WHAT YOU NEED TO DO =>
Repeat each entry word for word; the images are not part of the copy.

Dataset entries:

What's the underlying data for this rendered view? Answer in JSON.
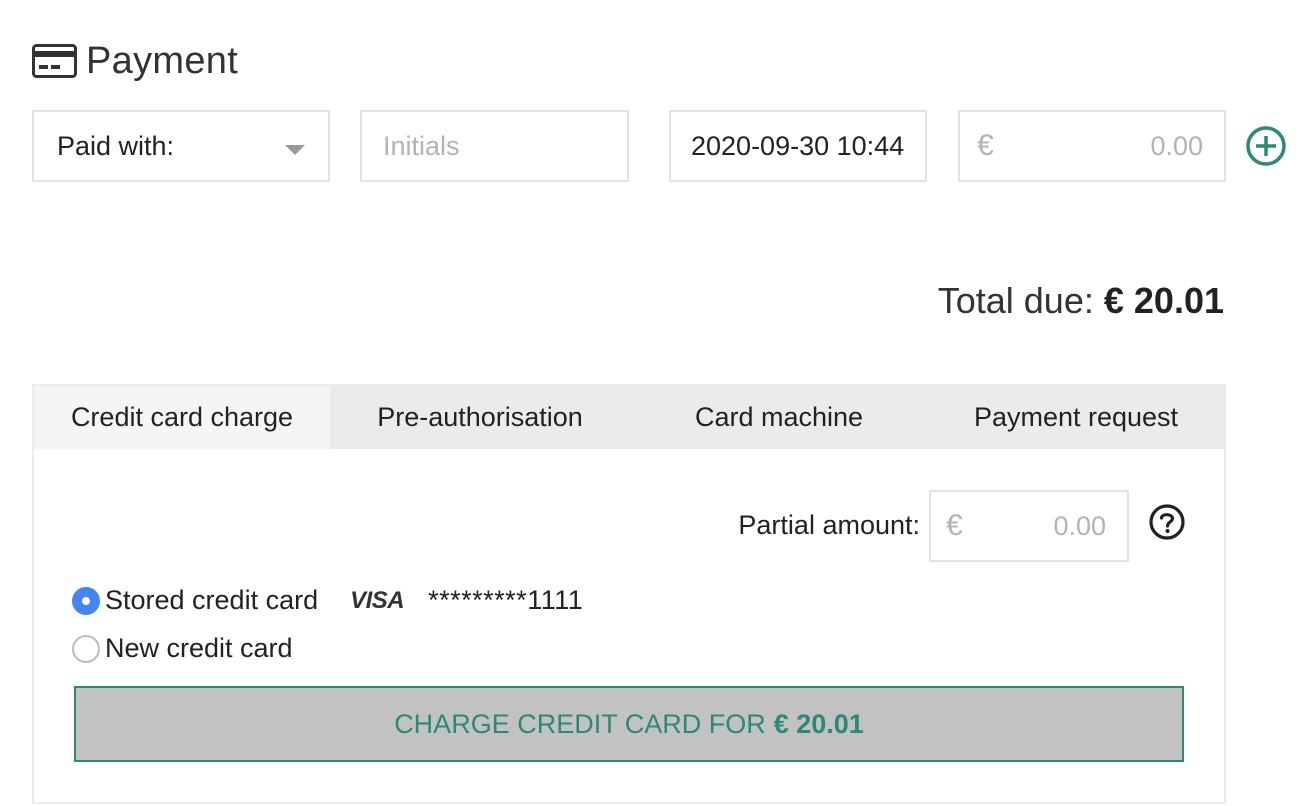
{
  "header": {
    "title": "Payment",
    "icon": "credit-card-icon"
  },
  "form": {
    "paid_with": "Paid with:",
    "initials_placeholder": "Initials",
    "datetime": "2020-09-30 10:44",
    "currency_symbol": "€",
    "amount_placeholder": "0.00"
  },
  "total": {
    "label": "Total due:",
    "value": "€ 20.01"
  },
  "tabs": [
    {
      "label": "Credit card charge",
      "active": true
    },
    {
      "label": "Pre-authorisation",
      "active": false
    },
    {
      "label": "Card machine",
      "active": false
    },
    {
      "label": "Payment request",
      "active": false
    }
  ],
  "charge": {
    "partial_label": "Partial amount:",
    "partial_currency": "€",
    "partial_placeholder": "0.00",
    "options": [
      {
        "label": "Stored credit card",
        "checked": true
      },
      {
        "label": "New credit card",
        "checked": false
      }
    ],
    "card_brand": "VISA",
    "card_number": "*********1111",
    "button_label": "CHARGE CREDIT CARD FOR",
    "button_amount": "€ 20.01"
  },
  "colors": {
    "accent": "#2a8a76",
    "radio": "#4285f4",
    "button_bg": "#c2c2c2",
    "tab_bg": "#ebebeb"
  }
}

EXPECTED OUTPUT =>
What's the underlying data for this rendered view? Answer in JSON.
{
  "header": {
    "title": "Payment",
    "icon": "credit-card-icon"
  },
  "form": {
    "paid_with": "Paid with:",
    "initials_placeholder": "Initials",
    "datetime": "2020-09-30 10:44",
    "currency_symbol": "€",
    "amount_placeholder": "0.00"
  },
  "total": {
    "label": "Total due:",
    "value": "€ 20.01"
  },
  "tabs": [
    {
      "label": "Credit card charge",
      "active": true
    },
    {
      "label": "Pre-authorisation",
      "active": false
    },
    {
      "label": "Card machine",
      "active": false
    },
    {
      "label": "Payment request",
      "active": false
    }
  ],
  "charge": {
    "partial_label": "Partial amount:",
    "partial_currency": "€",
    "partial_placeholder": "0.00",
    "options": [
      {
        "label": "Stored credit card",
        "checked": true
      },
      {
        "label": "New credit card",
        "checked": false
      }
    ],
    "card_brand": "VISA",
    "card_number": "*********1111",
    "button_label": "CHARGE CREDIT CARD FOR",
    "button_amount": "€ 20.01"
  },
  "colors": {
    "accent": "#2a8a76",
    "radio": "#4285f4",
    "button_bg": "#c2c2c2",
    "tab_bg": "#ebebeb"
  }
}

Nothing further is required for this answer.